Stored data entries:
▬▬▬▬▬▬

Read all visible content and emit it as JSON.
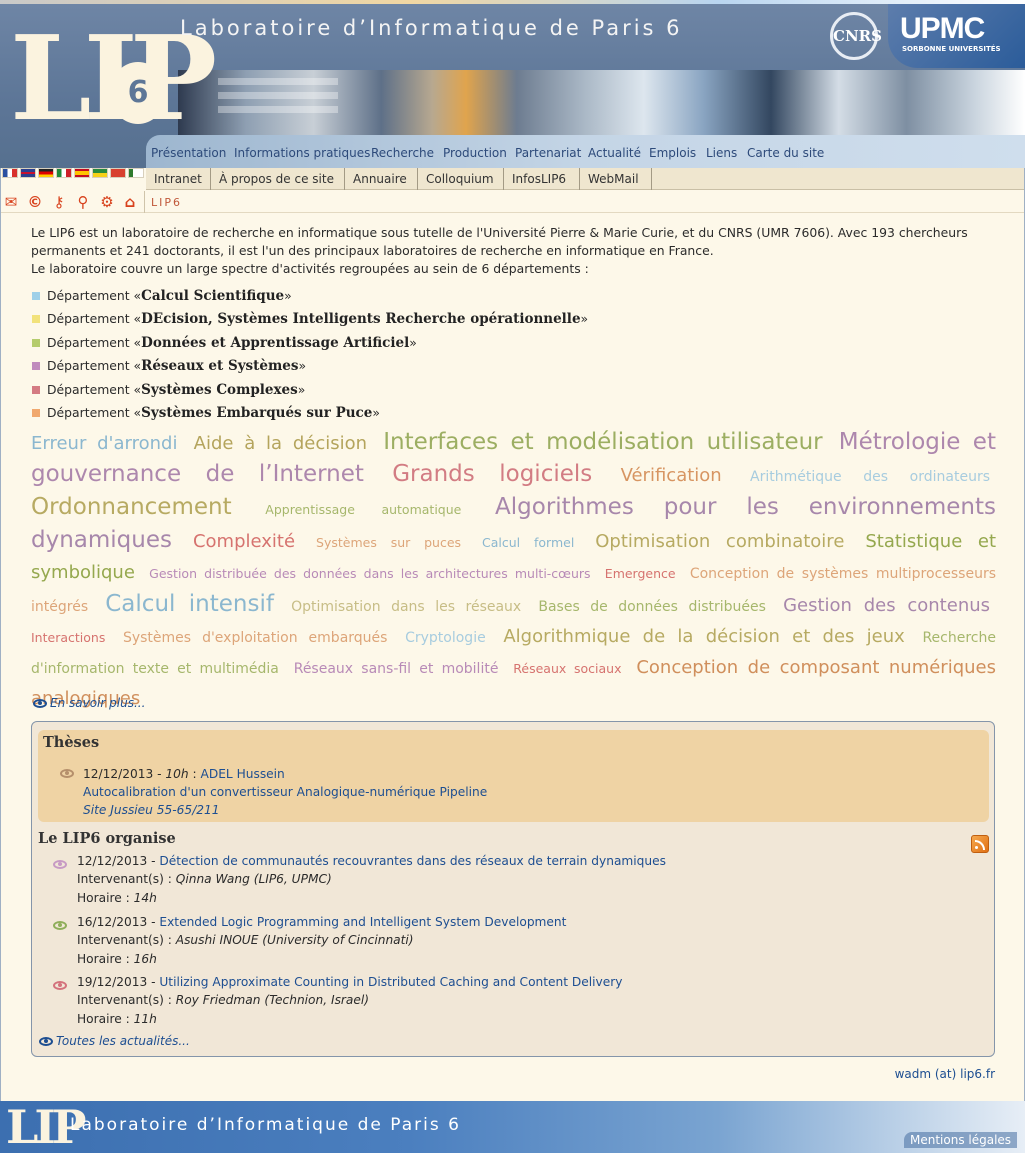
{
  "header": {
    "title": "Laboratoire d’Informatique de Paris 6",
    "logo_text": "LIP",
    "logo_digit": "6",
    "cnrs": "CNRS",
    "upmc": "UPMC",
    "upmc_sub": "SORBONNE UNIVERSITÉS"
  },
  "main_nav": [
    "Présentation",
    "Informations pratiques",
    "Recherche",
    "Production",
    "Partenariat",
    "Actualité",
    "Emplois",
    "Liens",
    "Carte du site"
  ],
  "sub_nav": [
    "Intranet",
    "À propos de ce site",
    "Annuaire",
    "Colloquium",
    "InfosLIP6",
    "WebMail"
  ],
  "breadcrumb": "LIP6",
  "intro": {
    "p1": "Le LIP6 est un laboratoire de recherche en informatique sous tutelle de l'Université Pierre & Marie Curie, et du CNRS (UMR 7606). Avec 193 chercheurs permanents et 241 doctorants, il est l'un des principaux laboratoires de recherche en informatique en France.",
    "p2": "Le laboratoire couvre un large spectre d'activités regroupées au sein de 6 départements :"
  },
  "departments": [
    {
      "prefix": "Département «",
      "name": "Calcul Scientifique",
      "suffix": "»",
      "color": "#9fd0e8"
    },
    {
      "prefix": "Département «",
      "name": "DEcision, Systèmes Intelligents Recherche opérationnelle",
      "suffix": "»",
      "color": "#f2e27a"
    },
    {
      "prefix": "Département «",
      "name": "Données et Apprentissage Artificiel",
      "suffix": "»",
      "color": "#b5cc6c"
    },
    {
      "prefix": "Département «",
      "name": "Réseaux et Systèmes",
      "suffix": "»",
      "color": "#c08bbd"
    },
    {
      "prefix": "Département «",
      "name": "Systèmes Complexes",
      "suffix": "»",
      "color": "#d47b82"
    },
    {
      "prefix": "Département «",
      "name": "Systèmes Embarqués sur Puce",
      "suffix": "»",
      "color": "#f0a86e"
    }
  ],
  "tag_cloud": [
    {
      "text": "Erreur d'arrondi",
      "size": 18,
      "color": "#8bb7cf"
    },
    {
      "text": "Aide à la décision",
      "size": 18,
      "color": "#b4a45c"
    },
    {
      "text": "Interfaces et modélisation utilisateur",
      "size": 23,
      "color": "#9cae62"
    },
    {
      "text": "Métrologie et gouvernance de l’Internet",
      "size": 23,
      "color": "#ad87ad"
    },
    {
      "text": "Grands logiciels",
      "size": 23,
      "color": "#d27c83"
    },
    {
      "text": "Vérification",
      "size": 18,
      "color": "#d79562"
    },
    {
      "text": "Arithmétique des ordinateurs",
      "size": 14,
      "color": "#a7ccdf"
    },
    {
      "text": "Ordonnancement",
      "size": 23,
      "color": "#b7aa62"
    },
    {
      "text": "Apprentissage automatique",
      "size": 12.5,
      "color": "#a6b76c"
    },
    {
      "text": "Algorithmes pour les environnements dynamiques",
      "size": 23,
      "color": "#a787ab"
    },
    {
      "text": "Complexité",
      "size": 18,
      "color": "#d6736f"
    },
    {
      "text": "Systèmes sur puces",
      "size": 12.5,
      "color": "#dda579"
    },
    {
      "text": "Calcul formel",
      "size": 12.5,
      "color": "#8bb7cf"
    },
    {
      "text": "Optimisation combinatoire",
      "size": 18,
      "color": "#b7aa62"
    },
    {
      "text": "Statistique et symbolique",
      "size": 18,
      "color": "#95a84e"
    },
    {
      "text": "Gestion distribuée des données dans les architectures multi-cœurs",
      "size": 12.5,
      "color": "#b88ab7"
    },
    {
      "text": "Emergence",
      "size": 12.5,
      "color": "#d6736f"
    },
    {
      "text": "Conception de systèmes multiprocesseurs intégrés",
      "size": 14,
      "color": "#dda579"
    },
    {
      "text": "Calcul intensif",
      "size": 23,
      "color": "#8bb7cf"
    },
    {
      "text": "Optimisation dans les réseaux",
      "size": 14,
      "color": "#c7bd86"
    },
    {
      "text": "Bases de données distribuées",
      "size": 14,
      "color": "#a6b76c"
    },
    {
      "text": "Gestion des contenus",
      "size": 18,
      "color": "#a787ab"
    },
    {
      "text": "Interactions",
      "size": 12.5,
      "color": "#d6736f"
    },
    {
      "text": "Systèmes d'exploitation embarqués",
      "size": 14,
      "color": "#dda579"
    },
    {
      "text": "Cryptologie",
      "size": 14,
      "color": "#a7ccdf"
    },
    {
      "text": "Algorithmique de la décision et des jeux",
      "size": 18,
      "color": "#b7aa62"
    },
    {
      "text": "Recherche d'information texte et multimédia",
      "size": 14,
      "color": "#a6b76c"
    },
    {
      "text": "Réseaux sans-fil et mobilité",
      "size": 14,
      "color": "#b88ab7"
    },
    {
      "text": "Réseaux sociaux",
      "size": 12.5,
      "color": "#d6736f"
    },
    {
      "text": "Conception de composant numériques analogiques",
      "size": 18,
      "color": "#d08f5c"
    }
  ],
  "more_link": "En savoir plus...",
  "theses": {
    "title": "Thèses",
    "date": "12/12/2013",
    "sep": " - ",
    "time": "10h",
    "colon": " : ",
    "name": "ADEL Hussein",
    "subject": "Autocalibration d'un convertisseur Analogique-numérique Pipeline",
    "location": "Site Jussieu 55-65/211"
  },
  "organise": {
    "title": "Le LIP6 organise",
    "speaker_label": "Intervenant(s) : ",
    "time_label": "Horaire : ",
    "events": [
      {
        "date": "12/12/2013 - ",
        "title": "Détection de communautés recouvrantes dans des réseaux de terrain dynamiques",
        "speaker": "Qinna Wang (LIP6, UPMC)",
        "time": "14h",
        "icon_color": "#c79ac4"
      },
      {
        "date": "16/12/2013 - ",
        "title": "Extended Logic Programming and Intelligent System Development",
        "speaker": "Asushi INOUE (University of Cincinnati)",
        "time": "16h",
        "icon_color": "#8fae5a"
      },
      {
        "date": "19/12/2013 - ",
        "title": "Utilizing Approximate Counting in Distributed Caching and Content Delivery",
        "speaker": "Roy Friedman (Technion, Israel)",
        "time": "11h",
        "icon_color": "#d4727c"
      }
    ]
  },
  "all_news": "Toutes les actualités...",
  "contact": "wadm (at) lip6.fr",
  "footer": {
    "logo_text": "LIP",
    "title": "Laboratoire d’Informatique de Paris 6",
    "legal": "Mentions légales"
  }
}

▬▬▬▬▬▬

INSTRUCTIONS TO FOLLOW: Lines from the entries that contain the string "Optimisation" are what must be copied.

RESULT OF THE EXERCISE:
      "text": "Optimisation combinatoire",
      "text": "Optimisation dans les réseaux",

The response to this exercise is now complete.